=== Problem ===
Only an exact repeat of the listing, without its images, counts as the answer.

=== Exercise data ===
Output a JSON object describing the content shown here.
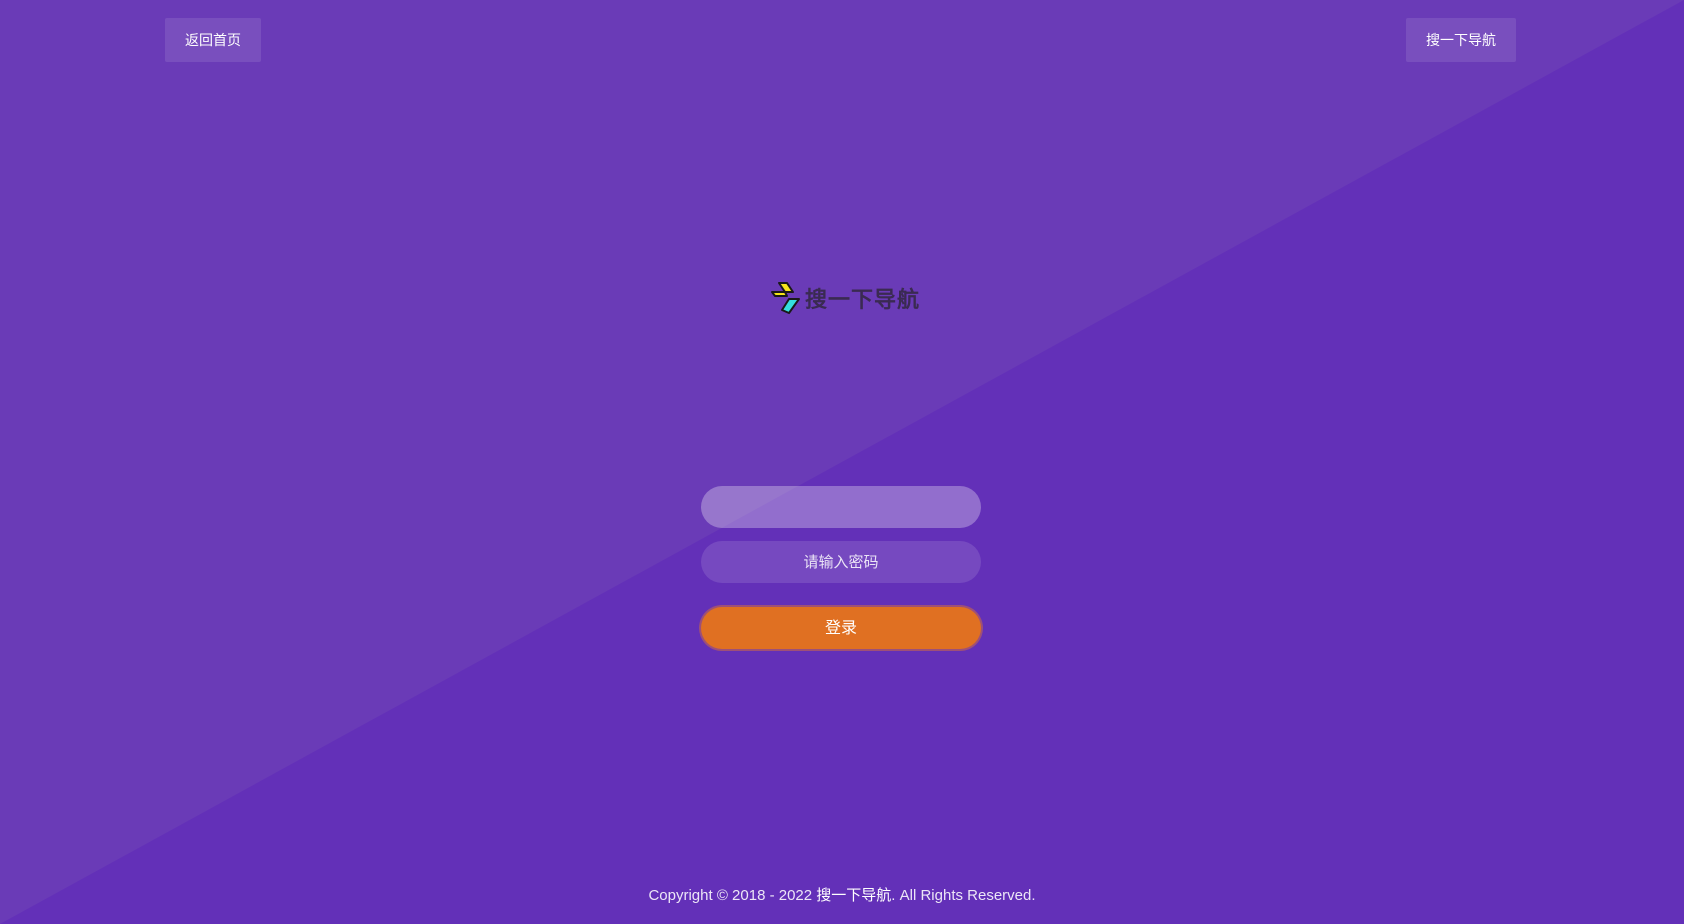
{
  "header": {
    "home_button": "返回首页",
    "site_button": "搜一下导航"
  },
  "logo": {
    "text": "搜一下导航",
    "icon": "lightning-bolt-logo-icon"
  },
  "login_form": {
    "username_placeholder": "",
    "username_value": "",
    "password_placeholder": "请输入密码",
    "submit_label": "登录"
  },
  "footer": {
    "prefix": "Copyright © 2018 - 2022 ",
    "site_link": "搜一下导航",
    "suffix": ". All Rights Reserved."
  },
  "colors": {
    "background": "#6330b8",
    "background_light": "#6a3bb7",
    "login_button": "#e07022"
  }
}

=== Output below ===
Output a JSON object describing the content shown here.
{
  "header": {
    "home_button": "返回首页",
    "site_button": "搜一下导航"
  },
  "logo": {
    "text": "搜一下导航",
    "icon": "lightning-bolt-logo-icon"
  },
  "login_form": {
    "username_placeholder": "",
    "username_value": "",
    "password_placeholder": "请输入密码",
    "submit_label": "登录"
  },
  "footer": {
    "prefix": "Copyright © 2018 - 2022 ",
    "site_link": "搜一下导航",
    "suffix": ". All Rights Reserved."
  },
  "colors": {
    "background": "#6330b8",
    "background_light": "#6a3bb7",
    "login_button": "#e07022"
  }
}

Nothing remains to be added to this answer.